  • Thinking all supplier shutdowns make you ERC-eligible: Question 12 of IRS Notice 2021-20 states that if a business is unable to get “critical materials from its suppliers because they were required to suspend operations, the business would be considered an eligible employer.” This has been abused to the point of being used to qualify any company that experienced vendor trouble during 2020 and 2021. But it’s worth noting that ERC eligibility depends on the client’s inability to find an alternative supplier. Only rely on a supplier shutdown when you can be diligent about documenting your failed efforts to obtain an alternative supplier.

Understand The Risks Of Fly-By-Night ERC Shops

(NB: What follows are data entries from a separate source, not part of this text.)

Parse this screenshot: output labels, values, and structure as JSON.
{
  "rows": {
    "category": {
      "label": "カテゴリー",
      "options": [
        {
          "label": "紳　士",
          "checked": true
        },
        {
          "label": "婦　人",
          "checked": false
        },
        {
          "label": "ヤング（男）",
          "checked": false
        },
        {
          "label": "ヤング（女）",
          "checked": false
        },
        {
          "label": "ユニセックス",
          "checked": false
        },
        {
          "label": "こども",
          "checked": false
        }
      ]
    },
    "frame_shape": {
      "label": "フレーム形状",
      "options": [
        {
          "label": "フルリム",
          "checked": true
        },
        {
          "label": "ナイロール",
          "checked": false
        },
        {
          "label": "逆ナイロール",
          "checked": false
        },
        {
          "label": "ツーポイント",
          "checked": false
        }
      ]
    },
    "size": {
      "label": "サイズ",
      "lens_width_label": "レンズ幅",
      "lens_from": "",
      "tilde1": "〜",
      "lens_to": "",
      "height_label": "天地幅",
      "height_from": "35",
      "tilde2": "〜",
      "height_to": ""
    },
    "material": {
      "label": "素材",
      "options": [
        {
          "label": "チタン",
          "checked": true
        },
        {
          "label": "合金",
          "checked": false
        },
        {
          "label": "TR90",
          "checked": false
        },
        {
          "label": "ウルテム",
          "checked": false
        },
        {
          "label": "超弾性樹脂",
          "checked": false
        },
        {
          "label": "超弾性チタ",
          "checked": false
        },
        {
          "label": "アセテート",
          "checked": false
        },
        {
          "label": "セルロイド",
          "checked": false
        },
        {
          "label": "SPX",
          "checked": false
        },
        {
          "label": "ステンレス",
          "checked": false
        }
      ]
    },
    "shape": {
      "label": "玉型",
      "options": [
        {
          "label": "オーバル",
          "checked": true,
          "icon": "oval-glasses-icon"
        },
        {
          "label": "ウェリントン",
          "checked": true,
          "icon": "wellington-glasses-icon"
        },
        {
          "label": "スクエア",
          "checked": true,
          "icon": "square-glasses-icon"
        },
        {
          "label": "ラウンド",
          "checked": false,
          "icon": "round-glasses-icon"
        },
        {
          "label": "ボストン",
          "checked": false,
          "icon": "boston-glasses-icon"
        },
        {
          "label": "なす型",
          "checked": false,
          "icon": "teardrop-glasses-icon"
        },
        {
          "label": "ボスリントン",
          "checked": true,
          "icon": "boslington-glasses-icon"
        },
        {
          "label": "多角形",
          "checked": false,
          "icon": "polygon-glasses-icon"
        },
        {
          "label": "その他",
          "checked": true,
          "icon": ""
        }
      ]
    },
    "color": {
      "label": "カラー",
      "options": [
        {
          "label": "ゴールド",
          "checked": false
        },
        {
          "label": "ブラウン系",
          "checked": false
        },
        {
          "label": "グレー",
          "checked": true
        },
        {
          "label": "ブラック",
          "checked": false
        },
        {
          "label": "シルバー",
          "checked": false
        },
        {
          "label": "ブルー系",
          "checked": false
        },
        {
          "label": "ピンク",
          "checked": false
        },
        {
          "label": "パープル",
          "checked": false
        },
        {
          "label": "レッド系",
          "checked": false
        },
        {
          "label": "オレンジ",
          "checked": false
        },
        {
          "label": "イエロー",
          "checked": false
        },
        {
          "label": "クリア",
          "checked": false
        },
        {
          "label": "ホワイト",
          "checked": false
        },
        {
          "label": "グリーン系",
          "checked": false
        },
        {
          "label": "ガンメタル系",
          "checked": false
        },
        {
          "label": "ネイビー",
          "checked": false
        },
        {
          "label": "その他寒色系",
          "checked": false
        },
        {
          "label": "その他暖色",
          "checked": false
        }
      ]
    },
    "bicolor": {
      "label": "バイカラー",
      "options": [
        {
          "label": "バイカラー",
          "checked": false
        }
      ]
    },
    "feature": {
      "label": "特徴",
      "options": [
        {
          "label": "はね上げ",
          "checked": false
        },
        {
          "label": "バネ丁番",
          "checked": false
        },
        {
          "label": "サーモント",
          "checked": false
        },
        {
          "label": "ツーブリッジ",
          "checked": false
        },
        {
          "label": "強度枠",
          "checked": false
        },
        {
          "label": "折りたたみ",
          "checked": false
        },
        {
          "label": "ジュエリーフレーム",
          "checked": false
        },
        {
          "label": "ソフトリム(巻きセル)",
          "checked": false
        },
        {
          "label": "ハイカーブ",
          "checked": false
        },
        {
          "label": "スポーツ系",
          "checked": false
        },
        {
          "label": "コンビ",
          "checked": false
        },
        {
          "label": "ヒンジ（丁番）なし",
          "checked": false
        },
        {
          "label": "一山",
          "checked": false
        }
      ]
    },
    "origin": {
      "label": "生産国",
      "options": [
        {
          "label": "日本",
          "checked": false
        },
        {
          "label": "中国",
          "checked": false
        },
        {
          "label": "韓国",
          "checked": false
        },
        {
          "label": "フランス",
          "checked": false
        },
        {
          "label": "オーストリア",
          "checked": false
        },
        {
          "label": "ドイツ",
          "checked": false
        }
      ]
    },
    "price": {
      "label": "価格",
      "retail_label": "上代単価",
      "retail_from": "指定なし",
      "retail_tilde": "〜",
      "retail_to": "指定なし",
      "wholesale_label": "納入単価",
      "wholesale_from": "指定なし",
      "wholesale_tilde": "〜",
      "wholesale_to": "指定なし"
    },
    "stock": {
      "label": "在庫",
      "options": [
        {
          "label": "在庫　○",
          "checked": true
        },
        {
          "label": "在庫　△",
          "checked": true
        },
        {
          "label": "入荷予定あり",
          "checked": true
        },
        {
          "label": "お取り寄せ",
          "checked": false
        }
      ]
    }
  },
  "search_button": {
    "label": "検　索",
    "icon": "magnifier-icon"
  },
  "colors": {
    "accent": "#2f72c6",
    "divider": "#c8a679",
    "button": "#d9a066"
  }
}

As I recently warned Karbon Magazine readers, many ERC shops appeared overnight to seize the opportunities presented by the ERC. They can disappear just as quickly. And, as the IRS warned in IR-2023-40, “[You should be] cautious of advertised schemes and direct solicitations promising tax savings that are too good to be true. Taxpayers are always responsible for the information reported on their tax returns [emphasis added]. Improperly claiming the ERC could result in taxpayers being required to repay the credit along with penalties and interest.”

Learn The $2 Trillion Lesson Now And Avoid ERC Fraud

As I wrote about here, an August 2022 TIGTA report revealed that the IRS had identified $2 trillion in false ERC claims. Since the IRS is increasingly focused on identifying and pursuing justice for fraudulent ERC claims so it’s in your best interest to avoid falling for it, no matter how lucrative it seems to be.

If you do learn of an Employee Retention Credit fraud scheme, you can report it to the IRS by following the instructions in IR-2023-49 and mailing or faxing Form 14242, Report Suspected Abusive Tax Promotions or Preparers to the IRS. You can fax the form to the IRS, or mail it to the following address:

Internal Revenue Service Lead Development Center

Stop MS5040

24000 Avila Road

Laguna Niguel, California 92677-3405

Fax: 877-477-9135

You can also report it to the IRS Whistleblower Office.

Tired Of Fakes? Get Legitimate & Trustworthy Help From Our Team! 

If you’re skeptical about the too-good-to-be-true promises of ERC shops and want ERC results that you can trust, contact us today. You can view the results we’ve achieved for past clients here and then use our contact form to request a free consultation about your specific circumstances.